The main objective of this study was to investigate the factors that influence the oxidation rate of large (five to eight millimeters in diameter) coal and char particles. To accomplish this, experiments were performed in which the gas temperature, gas velocity, particle size, partial pressure of oxygen, and total pressure were varied. The experiments were performed with the cantilever balance attachment and the high pressure controlled profile reactor.

Approximately 90 combustion experiments were performed with Pittsburgh, Utah Blind Canyon, and Wyodak-Anderson coal. These experiments were performed at atmospheric pressure with air and varied gas temperature, gas velocity, and particle size. Following the experiments performed with coal, approximately 70 experiments were performed with char made from Pittsburgh coal. These experiments varied all the environmental conditions mentioned above as well as partial pressure of oxygen and total pressure.

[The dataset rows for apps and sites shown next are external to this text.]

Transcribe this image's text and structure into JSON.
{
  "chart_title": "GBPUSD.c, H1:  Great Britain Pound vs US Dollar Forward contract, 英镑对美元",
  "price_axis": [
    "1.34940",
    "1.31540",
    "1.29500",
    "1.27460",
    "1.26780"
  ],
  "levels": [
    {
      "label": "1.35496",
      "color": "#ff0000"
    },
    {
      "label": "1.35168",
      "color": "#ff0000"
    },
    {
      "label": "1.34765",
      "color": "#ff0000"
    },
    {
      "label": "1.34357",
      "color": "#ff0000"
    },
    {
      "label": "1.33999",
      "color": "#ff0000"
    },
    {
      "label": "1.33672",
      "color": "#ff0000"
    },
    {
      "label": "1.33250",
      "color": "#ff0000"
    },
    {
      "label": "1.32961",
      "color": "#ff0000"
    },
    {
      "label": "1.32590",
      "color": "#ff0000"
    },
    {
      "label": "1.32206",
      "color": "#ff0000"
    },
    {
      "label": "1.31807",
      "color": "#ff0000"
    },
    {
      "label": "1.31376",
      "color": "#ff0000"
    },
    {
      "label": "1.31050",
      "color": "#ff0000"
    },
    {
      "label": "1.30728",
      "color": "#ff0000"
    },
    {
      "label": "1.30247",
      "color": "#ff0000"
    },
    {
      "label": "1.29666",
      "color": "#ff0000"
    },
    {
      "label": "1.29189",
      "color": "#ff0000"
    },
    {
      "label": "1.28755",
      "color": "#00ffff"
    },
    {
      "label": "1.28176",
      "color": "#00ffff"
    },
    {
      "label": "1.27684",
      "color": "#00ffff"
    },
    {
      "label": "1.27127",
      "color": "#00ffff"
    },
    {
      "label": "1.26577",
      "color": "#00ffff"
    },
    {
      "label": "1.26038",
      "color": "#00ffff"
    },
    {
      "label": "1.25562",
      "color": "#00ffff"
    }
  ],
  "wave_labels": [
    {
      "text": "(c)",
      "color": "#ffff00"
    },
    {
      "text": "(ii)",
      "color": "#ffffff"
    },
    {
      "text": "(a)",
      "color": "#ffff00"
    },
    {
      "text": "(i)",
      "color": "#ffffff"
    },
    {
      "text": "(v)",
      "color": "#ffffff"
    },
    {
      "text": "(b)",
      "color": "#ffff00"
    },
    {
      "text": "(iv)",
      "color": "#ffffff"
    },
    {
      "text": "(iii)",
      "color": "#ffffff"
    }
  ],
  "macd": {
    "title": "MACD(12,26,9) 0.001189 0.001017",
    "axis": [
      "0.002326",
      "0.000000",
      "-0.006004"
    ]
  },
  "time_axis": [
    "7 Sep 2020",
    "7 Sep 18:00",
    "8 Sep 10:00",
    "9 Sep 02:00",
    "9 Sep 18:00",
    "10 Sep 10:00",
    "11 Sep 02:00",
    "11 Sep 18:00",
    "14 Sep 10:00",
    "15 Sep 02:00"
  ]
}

After the experiments were completed, the data were analyzed and the following conclusions were made. An increase in the partial pressure of oxygen dramatically increased the oxidation rate when the total pressure remained constant. The oxidation rate was only slightly affected when the partial pressure of oxygen was raised by increasing the total pressure. The oxidation rate dramatically decreased when the partial pressure of oxygen was held constant and the total pressure was raised. The oxidation rate noticeably increased when the initial mass of the particle was decreased. The gas temperature and gas velocity did not affect the oxidation rate greatly for the experiments performed with coal. The oxidation rate increased for the experiments performed with char at the high gas temperature and high gas velocity conditions.



College and Department

Mechanical Engineering



Date Submitted


Document Type





high-pressure oxidation, coal particles, char particles, combustion experiments